On Nurses Day, struggles continue for better conditions amid unfulfilled promises

Ahead of another International Nurses Day on May 12, health workers continue to struggle for fair working conditions and safe staffing levels in the sector

May 11, 2024 by Peoples Health Dispatch
Foreign recruitment of nurses Germany, Brazil
(Photo: via Twitter)

International Nurses’ Day greetings are just around the corner, as governments and officials prepare once again to recognize the contribution of the largest group in the health workforce to health systems worldwide. Yet, as Public Services International (PSI) warns, nurses across the globe are still waiting to see action on the promises made by ministers and other policymakers.

Despite commitments made during the COVID-19 pandemic, there has been no notable improvement in workers’ rights and working conditions in public health systems. Today, there is a global shortage of six million nurses, with almost 90% of this shortage concentrated in low- and middle-income countries. Paradoxically, in the same countries facing the worst shortages, there are also hundreds of unemployed nurses unable to find decent jobs with decent pay, according to PSI.

Even when it seems that some lessons may have been learned by policymakers, other events come in to disrupt hope. Recently, some European countries endorsed materials reflecting inputs from nurses’ trade unions. This should be good news, but the European Public Services Union (EPSU) points out that at the same time, these countries also passed new fiscal rules. According to these rules, EU members will have to cut their budgets by €100 billion a year starting from 2025.

“These measures mean that many countries will potentially have to cut nurses and other care workers, further contributing to workforce shortages in the sector,” EPSU stated.

Read more: IMF and World Bank: no to austerity, yes to stronger health systems

This does not necessarily mean that all nurses leave because salaries are low. Low income is a prominent reason for dissatisfaction among nurses, but more importantly, it is poor working conditions that are leading to high rates of leaving the profession and burnout. Conditions would improve, as indicated by recent studies in Canada and the United States, simply if more nurses were employed to ensure adequate staffing.

In 2021/2022, nurses in Canada accumulated 26 million hours of overtime. According to a survey conducted by the Canadian Federation of Nurses Union this year, 16% of them did not use any vacation time, either because their requests were denied or because they felt obligated to work, not wanting to add more to their colleagues’ load. This translated into high reported levels of burnout— as many as 9 out of 10 nurses said they were experiencing some degree of burnout—and a decline in the quality of care. Reflecting on the previous year, 56% of nurses observed a decline of this sort.

These findings are not new. The long-term consequences of staff shortages at all levels have been well documented for decades, including in a recent study by PSI, which looked into the mental health of health workers and its connection to conditions in the workplace. It is just that when it comes to choosing between cutting costs and employing more nurses, the former takes precedence—and nurses know it.

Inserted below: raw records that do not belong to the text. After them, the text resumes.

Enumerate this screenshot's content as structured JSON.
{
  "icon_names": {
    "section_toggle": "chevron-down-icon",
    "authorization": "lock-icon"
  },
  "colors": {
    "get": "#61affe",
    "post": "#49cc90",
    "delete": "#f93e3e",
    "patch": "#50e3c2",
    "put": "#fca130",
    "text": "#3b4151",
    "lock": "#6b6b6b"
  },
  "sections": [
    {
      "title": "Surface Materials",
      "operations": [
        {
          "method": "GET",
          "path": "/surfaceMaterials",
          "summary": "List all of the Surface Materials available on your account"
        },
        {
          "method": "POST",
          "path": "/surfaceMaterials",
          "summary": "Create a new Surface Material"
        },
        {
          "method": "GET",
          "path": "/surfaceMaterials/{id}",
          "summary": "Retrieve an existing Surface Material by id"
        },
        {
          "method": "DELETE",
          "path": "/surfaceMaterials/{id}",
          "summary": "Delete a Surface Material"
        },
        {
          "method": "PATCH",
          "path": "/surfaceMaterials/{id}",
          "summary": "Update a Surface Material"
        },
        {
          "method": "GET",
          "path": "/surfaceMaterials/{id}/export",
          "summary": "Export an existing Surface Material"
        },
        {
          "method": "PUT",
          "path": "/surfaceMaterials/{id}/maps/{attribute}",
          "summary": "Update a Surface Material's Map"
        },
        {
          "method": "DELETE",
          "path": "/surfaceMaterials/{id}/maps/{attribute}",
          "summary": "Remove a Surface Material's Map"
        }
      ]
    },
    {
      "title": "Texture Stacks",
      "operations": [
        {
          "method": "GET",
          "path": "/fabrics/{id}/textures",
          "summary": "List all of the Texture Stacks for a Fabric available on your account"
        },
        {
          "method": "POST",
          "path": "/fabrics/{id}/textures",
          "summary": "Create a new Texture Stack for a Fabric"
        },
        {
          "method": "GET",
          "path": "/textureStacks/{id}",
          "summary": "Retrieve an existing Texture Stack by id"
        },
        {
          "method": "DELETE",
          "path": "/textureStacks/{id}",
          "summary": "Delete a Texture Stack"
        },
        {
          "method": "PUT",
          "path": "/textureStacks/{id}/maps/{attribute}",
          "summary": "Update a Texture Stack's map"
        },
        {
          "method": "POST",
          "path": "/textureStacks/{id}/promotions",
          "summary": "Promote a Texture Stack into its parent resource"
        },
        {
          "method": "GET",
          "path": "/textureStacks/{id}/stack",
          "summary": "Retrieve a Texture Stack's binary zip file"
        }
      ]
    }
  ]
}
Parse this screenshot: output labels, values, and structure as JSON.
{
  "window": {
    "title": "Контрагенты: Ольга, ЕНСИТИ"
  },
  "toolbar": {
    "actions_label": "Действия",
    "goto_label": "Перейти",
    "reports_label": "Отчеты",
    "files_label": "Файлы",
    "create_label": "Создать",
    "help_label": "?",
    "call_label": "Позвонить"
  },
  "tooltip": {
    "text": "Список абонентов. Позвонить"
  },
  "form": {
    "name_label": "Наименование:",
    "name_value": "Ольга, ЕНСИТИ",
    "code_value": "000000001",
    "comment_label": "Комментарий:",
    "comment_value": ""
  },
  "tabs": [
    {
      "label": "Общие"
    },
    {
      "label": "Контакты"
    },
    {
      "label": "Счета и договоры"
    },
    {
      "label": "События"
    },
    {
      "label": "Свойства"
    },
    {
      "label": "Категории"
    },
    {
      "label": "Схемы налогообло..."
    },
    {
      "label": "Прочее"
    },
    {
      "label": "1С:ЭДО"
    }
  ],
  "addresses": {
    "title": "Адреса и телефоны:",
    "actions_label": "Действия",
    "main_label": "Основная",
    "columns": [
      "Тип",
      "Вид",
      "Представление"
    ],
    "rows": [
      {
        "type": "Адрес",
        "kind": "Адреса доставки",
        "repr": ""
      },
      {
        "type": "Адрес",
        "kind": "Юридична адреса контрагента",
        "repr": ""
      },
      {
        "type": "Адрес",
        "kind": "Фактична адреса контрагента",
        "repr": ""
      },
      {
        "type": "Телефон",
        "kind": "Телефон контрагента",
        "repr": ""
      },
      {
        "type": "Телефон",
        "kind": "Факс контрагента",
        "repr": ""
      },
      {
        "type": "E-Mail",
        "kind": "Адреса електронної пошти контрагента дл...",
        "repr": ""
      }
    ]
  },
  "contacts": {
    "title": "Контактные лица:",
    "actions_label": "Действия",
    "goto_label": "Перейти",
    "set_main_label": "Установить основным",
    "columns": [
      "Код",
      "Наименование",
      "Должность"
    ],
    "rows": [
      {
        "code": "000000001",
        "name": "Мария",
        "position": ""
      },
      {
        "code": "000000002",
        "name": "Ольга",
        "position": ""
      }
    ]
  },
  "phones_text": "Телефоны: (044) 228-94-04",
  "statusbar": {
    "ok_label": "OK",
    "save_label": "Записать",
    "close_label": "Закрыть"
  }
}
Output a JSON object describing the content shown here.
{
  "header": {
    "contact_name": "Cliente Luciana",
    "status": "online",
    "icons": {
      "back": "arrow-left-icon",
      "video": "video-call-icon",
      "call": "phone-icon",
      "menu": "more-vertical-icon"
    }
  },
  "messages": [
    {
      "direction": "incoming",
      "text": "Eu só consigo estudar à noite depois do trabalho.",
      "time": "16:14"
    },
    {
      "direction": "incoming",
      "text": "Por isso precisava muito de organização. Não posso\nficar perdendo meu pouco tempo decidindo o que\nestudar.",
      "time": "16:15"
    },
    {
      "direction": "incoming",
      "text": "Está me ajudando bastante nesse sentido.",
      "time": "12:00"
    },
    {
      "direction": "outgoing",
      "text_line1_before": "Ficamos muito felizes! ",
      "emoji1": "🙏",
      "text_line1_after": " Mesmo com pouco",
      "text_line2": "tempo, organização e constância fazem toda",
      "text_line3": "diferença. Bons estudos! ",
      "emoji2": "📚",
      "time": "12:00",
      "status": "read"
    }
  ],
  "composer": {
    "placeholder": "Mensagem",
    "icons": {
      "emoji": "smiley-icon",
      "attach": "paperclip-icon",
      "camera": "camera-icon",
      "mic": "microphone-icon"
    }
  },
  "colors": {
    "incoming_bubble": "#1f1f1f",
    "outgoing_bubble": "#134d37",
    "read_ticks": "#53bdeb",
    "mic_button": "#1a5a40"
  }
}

Read more: Trade union report illustrates mental health impacts of working in public healthcare

Because of this, researchers have suggested that we should reconsider how we speak about staff shortages in healthcare. “There isn’t a nursing shortage,” suggest Karen Lasater and Jane Muir from the University of Pennsylvania. “It’s nurses’ refusal to be part of a system that puts profits before safety.”

It is safe to conclude that this International Nurses’ Day will be spent struggling for better working conditions and for the upholding of previously won rights. That this can lead to concrete results is illustrated by the case of Brazil, where the nurses’ union won a long battle for a minimum wage. One year after the implementation of this measure began, at least 50% of Brazil’s nurses are receiving more dignifying salaries, said trade unionist Solange Caetano in an interview with Outra Saúde.

The road to reversing the damage done by administrations like those of Temer and Bolsonaro remains long, but ultimately, the struggle will bring a better health system for both “those who care and those who are cared for,” suggests Caetano.

People’s Health Dispatch is a fortnightly bulletin published by the People’s Health Movement and Peoples Dispatch. For more articles and to subscribe to People’s Health Dispatch, click here.